Let’s play “Would You Rather?”
If you could only pick one, would you rather Iowa’s men’s basketball team win the NIT championship, or would you rather Peter Jok take the Big Ten’s single-season free-throw record from former Indiana guard and Iowa coach Steve Alford?
Land of 10’s Bobby La Gesse writes that Jok needs to sink his next 10 free-throw attempts to erase Alford from the record books. Alford, of course, became infamous during his time in Iowa City for his forgiving attitude toward rape.

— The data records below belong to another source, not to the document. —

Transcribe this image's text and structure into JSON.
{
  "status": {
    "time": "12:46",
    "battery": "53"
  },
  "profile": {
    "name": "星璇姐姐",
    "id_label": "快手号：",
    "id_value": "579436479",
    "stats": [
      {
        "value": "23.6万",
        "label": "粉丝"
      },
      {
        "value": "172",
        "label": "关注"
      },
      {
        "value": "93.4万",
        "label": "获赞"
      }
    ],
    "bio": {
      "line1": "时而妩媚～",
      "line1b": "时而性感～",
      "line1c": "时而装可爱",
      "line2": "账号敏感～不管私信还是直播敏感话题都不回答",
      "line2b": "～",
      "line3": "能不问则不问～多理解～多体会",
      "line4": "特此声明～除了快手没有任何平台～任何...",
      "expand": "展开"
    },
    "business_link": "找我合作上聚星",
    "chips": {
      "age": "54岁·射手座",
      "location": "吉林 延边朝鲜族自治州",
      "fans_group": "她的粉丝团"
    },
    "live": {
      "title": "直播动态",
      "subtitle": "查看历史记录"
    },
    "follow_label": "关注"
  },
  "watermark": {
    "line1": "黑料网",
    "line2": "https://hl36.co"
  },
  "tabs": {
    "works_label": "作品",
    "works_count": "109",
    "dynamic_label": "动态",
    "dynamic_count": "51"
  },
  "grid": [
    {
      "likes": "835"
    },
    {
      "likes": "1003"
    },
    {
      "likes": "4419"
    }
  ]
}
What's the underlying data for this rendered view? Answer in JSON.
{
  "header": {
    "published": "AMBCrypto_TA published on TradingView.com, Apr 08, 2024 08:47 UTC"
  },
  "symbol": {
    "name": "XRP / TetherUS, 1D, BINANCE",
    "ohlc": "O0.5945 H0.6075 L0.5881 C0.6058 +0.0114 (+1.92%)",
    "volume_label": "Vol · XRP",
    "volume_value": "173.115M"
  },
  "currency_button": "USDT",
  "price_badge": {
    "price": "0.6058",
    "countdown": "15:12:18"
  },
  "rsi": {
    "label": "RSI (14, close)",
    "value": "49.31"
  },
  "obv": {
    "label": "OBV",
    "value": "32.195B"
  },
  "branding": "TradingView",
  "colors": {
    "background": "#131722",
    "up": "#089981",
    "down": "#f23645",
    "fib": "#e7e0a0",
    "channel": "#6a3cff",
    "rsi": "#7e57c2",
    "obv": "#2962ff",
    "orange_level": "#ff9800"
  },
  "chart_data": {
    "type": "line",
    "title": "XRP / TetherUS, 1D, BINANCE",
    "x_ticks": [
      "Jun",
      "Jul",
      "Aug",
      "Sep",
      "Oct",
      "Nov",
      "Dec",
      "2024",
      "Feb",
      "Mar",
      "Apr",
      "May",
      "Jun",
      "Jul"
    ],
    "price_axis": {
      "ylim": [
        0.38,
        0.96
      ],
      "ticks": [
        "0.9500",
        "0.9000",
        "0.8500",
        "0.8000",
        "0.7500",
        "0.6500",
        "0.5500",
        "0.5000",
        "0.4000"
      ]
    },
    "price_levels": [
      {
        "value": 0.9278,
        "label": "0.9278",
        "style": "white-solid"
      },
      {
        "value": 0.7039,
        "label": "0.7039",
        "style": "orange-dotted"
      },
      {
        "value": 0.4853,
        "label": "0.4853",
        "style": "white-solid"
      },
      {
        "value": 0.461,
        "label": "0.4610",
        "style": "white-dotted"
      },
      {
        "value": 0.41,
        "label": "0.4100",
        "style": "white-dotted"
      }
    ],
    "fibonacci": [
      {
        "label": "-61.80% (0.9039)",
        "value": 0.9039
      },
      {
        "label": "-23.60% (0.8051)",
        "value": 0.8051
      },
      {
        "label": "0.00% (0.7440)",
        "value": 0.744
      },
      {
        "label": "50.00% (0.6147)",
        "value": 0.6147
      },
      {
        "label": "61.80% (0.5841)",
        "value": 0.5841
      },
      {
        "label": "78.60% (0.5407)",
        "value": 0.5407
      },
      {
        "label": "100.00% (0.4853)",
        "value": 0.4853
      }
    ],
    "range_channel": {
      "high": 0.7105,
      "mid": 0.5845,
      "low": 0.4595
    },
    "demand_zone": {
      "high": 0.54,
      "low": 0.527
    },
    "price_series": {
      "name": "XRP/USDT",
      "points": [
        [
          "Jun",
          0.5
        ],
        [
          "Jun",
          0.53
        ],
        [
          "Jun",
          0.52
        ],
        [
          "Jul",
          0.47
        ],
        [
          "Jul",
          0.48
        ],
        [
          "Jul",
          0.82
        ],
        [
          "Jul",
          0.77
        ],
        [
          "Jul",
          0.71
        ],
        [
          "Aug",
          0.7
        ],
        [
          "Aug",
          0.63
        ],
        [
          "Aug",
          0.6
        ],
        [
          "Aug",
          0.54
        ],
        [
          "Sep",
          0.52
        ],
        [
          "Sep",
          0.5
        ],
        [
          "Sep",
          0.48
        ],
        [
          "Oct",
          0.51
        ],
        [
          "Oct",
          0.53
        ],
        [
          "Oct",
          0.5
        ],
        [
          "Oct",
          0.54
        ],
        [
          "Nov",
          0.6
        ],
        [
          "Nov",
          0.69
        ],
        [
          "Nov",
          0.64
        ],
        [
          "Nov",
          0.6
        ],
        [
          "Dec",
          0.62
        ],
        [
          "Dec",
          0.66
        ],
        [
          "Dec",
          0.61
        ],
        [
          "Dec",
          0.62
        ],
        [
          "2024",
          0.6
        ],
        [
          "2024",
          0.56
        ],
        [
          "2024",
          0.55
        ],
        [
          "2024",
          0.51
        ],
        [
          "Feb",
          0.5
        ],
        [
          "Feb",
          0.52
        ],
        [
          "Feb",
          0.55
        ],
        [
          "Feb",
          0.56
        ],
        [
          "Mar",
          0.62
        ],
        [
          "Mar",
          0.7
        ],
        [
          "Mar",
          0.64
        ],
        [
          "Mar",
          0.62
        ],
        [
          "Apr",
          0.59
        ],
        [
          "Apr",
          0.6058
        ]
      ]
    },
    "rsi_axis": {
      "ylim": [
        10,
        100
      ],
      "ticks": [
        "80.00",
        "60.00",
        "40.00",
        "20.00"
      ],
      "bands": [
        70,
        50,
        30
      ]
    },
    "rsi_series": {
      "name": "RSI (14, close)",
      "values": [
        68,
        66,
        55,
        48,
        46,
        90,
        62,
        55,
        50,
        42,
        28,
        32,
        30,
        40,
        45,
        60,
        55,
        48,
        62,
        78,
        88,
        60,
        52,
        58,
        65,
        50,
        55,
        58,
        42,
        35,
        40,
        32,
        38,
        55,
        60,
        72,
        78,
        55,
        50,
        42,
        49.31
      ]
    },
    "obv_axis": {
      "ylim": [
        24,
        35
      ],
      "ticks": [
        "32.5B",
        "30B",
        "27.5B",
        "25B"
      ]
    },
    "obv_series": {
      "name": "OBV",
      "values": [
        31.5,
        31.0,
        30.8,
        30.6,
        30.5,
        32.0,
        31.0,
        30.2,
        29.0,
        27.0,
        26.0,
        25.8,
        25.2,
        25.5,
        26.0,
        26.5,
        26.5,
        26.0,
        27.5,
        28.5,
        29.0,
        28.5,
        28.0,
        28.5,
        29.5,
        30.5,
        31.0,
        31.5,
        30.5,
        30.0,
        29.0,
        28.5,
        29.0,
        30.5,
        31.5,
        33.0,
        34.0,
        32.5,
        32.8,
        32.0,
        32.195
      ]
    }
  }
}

But a basketball record is nothing compared with the tragedy of sexual assault, so let’s not pretend that Jok taking Alford’s record would somehow “serve Alford right.” Nothing will ever erase the horrors of Alford’s supposed leadership.
The reason to cheer for Jok – the only reason – is Peter Jok. He’s been a great Hawkeye, and it would mean a lot to him and to Hawkeye fans if he sets the record.
OK, so back to the question. If you could only pick one, would you rather Iowa win the NIT or Jok break the record?
An NIT title would be fun, but it’s not the NCAA Tournament. I think I’d vote for Jok.
* Talk with David Schwartz on Twitter @daveschwartz.